“It is not the critic who counts, nor the man who points out how the strong man stumbled, or where the doer of deeds could have done them better. The credit belongs to the man who is actually in the arena; whose face is marred by dust and sweat and blood; who strives valiantly; who errs and comes short again and again; who knows the great enthusiasms, the great devotions, and spends himself in a worthy cause; Who, at the best, knows in the end the triumph of high achievement; and who, at the worst, at least fails while daring greatly, so that his place shall never be with those cold and timid souls who know neither victory nor defeat.”
President Theodore Roosevelt
Speech at the Sorbonne
April 23, 1910
It’s really no contest when someone asks me about my favorite quote. I found this one about 6 years ago just when I needed it – when I needed a fresh perspective on my “bias towards action.” It’s called Roosevelt’s Man in the Arena.

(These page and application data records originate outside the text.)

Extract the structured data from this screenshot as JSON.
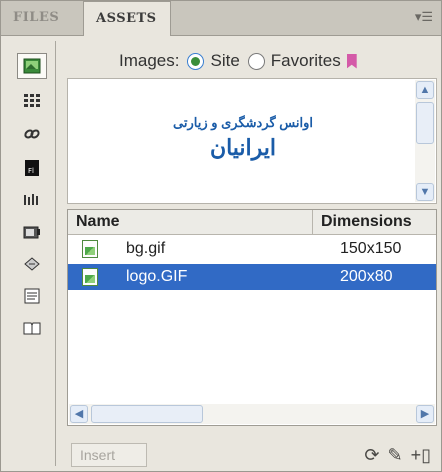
{
  "tabs": {
    "files": "FILES",
    "assets": "ASSETS"
  },
  "panel_menu_icon": "panel-options-icon",
  "filter": {
    "label": "Images:",
    "options": [
      {
        "label": "Site",
        "selected": true
      },
      {
        "label": "Favorites",
        "selected": false
      }
    ]
  },
  "sidebar": {
    "categories": [
      {
        "name": "images-icon",
        "active": true
      },
      {
        "name": "colors-icon",
        "active": false
      },
      {
        "name": "urls-icon",
        "active": false
      },
      {
        "name": "flash-icon",
        "active": false
      },
      {
        "name": "shockwave-icon",
        "active": false
      },
      {
        "name": "movies-icon",
        "active": false
      },
      {
        "name": "scripts-icon",
        "active": false
      },
      {
        "name": "templates-icon",
        "active": false
      },
      {
        "name": "library-icon",
        "active": false
      }
    ]
  },
  "preview": {
    "line1": "اوانس گردشگری و زیارتی",
    "line2": "ایرانیان"
  },
  "table": {
    "columns": [
      "Name",
      "Dimensions"
    ],
    "rows": [
      {
        "name": "bg.gif",
        "dimensions": "150x150",
        "selected": false
      },
      {
        "name": "logo.GIF",
        "dimensions": "200x80",
        "selected": true
      }
    ]
  },
  "bottom": {
    "insert_label": "Insert",
    "icons": [
      "refresh-icon",
      "edit-icon",
      "add-to-favorites-icon"
    ]
  },
  "colors": {
    "selection": "#316ac5",
    "preview_text": "#1a5ca8",
    "panel_bg": "#e9e6de"
  }
}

Sticking your neck out isn’t always easy – especially when it’s tinted with a lot of grey. Arrows can fly. Second guessing can abound.
Consequently, my friend fear can sometimes convince me that the prospect of being wrong, or suffering negative critique, can justify prolonged indecision.
But then there’s Teddy.
He frames his argument towards action perfectly by not only venerating “the triumph of high achievement” but bestowing nobility on failure, leaving the option of doing nothing (literally) out in the cold.
So whenever Mr. Fear eats away at my confidence, I turn to Mr. Roosevelt, who has never let me down.
Because above all else, I want to know those “great enthusiasms and devotions”.
What else can a half-fuller do?